*** DATA TO USE Section Begins ***

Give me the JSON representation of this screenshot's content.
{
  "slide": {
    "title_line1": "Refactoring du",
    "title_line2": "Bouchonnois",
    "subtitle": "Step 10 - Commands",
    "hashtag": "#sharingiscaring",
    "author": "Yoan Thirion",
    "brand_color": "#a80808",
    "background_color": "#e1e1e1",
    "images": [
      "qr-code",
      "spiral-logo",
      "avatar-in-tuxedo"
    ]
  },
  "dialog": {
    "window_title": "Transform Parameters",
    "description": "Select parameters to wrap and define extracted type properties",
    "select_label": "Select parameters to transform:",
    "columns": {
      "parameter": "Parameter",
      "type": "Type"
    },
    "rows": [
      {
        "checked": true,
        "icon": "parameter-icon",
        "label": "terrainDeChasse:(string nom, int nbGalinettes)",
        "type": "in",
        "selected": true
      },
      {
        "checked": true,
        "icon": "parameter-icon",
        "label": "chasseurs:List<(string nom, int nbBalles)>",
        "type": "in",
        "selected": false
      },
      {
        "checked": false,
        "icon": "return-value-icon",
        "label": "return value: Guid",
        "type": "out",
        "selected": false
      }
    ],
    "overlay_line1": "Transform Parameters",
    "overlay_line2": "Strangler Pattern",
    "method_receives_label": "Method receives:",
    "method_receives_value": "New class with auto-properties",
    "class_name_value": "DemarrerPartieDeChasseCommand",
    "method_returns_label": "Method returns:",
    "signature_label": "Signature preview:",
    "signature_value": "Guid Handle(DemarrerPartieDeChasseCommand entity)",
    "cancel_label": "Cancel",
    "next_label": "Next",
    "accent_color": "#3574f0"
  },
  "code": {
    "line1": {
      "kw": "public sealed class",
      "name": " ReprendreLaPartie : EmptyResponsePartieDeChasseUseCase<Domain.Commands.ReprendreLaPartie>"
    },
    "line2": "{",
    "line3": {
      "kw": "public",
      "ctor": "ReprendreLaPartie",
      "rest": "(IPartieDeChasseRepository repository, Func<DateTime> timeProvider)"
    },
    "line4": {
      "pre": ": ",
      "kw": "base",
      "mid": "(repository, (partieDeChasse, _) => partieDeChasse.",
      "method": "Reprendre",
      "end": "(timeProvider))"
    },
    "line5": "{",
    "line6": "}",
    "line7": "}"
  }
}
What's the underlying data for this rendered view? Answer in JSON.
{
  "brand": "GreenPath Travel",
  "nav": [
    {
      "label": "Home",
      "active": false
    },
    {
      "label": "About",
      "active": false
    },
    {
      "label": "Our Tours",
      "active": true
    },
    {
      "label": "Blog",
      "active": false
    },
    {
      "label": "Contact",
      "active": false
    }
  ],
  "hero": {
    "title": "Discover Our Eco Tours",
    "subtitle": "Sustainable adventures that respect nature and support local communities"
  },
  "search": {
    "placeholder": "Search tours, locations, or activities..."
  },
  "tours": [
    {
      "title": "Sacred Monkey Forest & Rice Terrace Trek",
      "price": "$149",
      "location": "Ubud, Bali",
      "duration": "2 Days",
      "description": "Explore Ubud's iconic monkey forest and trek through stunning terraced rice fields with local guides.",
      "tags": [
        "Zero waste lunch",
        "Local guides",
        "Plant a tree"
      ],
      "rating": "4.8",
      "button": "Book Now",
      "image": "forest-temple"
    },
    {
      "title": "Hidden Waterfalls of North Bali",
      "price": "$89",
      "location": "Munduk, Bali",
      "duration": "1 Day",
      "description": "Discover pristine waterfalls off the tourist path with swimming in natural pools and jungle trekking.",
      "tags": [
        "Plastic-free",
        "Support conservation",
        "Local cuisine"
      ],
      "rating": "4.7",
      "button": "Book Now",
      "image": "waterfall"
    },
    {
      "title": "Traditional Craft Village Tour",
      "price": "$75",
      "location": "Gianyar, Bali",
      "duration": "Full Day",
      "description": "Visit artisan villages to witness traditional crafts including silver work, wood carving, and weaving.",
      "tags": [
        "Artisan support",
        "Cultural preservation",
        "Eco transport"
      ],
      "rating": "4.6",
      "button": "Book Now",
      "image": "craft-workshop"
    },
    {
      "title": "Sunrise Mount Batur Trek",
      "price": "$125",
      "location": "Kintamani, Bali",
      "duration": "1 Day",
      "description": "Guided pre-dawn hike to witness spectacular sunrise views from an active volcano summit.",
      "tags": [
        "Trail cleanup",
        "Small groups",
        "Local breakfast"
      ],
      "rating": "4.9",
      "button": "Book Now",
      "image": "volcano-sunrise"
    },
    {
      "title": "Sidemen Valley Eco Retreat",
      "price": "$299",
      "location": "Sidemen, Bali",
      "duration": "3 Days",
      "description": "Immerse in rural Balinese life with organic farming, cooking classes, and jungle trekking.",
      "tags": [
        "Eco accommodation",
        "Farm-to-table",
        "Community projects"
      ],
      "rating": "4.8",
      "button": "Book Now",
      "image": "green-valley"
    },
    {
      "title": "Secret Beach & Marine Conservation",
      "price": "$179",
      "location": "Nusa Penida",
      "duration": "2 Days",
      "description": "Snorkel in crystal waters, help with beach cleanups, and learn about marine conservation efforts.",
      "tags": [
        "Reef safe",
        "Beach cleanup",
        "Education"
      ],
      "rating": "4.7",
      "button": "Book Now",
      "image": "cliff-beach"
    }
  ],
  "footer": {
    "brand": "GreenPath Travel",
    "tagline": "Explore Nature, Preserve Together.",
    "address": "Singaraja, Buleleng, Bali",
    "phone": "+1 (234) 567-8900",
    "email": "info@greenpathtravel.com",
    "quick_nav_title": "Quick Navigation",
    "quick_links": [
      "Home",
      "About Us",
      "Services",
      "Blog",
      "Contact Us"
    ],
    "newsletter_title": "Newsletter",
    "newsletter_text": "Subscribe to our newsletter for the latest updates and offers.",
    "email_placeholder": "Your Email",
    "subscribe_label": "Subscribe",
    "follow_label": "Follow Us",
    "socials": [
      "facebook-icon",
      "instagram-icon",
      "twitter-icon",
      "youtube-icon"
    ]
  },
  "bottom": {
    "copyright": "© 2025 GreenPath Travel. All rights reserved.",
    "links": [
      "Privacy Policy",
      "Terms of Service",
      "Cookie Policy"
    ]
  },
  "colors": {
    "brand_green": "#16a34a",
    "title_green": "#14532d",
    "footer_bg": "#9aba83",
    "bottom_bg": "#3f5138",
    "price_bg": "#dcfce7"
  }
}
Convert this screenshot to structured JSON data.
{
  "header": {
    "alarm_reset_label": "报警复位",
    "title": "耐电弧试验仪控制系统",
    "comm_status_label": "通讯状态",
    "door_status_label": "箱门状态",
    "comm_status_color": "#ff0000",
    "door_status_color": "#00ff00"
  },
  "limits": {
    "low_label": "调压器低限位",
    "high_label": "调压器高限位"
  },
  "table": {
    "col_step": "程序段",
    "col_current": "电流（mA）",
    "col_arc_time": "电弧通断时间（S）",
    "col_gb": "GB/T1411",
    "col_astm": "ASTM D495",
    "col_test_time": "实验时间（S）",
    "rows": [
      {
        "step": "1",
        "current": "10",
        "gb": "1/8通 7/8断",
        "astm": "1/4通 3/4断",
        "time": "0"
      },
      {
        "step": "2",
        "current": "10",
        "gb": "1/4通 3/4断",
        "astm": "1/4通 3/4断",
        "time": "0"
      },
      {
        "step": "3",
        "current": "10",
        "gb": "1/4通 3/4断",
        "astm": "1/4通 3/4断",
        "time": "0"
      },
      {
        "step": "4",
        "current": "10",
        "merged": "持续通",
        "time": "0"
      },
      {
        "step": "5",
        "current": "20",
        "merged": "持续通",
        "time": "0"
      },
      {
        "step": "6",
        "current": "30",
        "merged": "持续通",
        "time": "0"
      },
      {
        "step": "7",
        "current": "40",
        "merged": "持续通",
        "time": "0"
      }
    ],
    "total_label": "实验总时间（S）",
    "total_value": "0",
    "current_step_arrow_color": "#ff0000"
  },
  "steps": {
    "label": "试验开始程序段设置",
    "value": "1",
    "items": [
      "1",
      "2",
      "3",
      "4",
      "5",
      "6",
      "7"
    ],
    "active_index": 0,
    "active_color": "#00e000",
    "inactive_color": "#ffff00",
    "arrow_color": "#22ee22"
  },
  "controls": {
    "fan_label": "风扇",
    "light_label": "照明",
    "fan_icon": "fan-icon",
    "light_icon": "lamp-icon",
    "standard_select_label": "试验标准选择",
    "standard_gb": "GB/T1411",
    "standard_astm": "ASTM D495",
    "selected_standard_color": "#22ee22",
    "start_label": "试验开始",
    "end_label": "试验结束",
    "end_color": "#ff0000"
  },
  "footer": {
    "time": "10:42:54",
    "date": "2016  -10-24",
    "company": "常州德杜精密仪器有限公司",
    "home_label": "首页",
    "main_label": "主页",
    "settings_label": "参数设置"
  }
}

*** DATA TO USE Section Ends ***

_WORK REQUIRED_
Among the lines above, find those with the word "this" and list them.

_OUTPUT BELOW_
Give me the JSON representation of this screenshot's content.
What's the underlying data for this rendered view? Answer in JSON.
Convert this screenshot to structured JSON data.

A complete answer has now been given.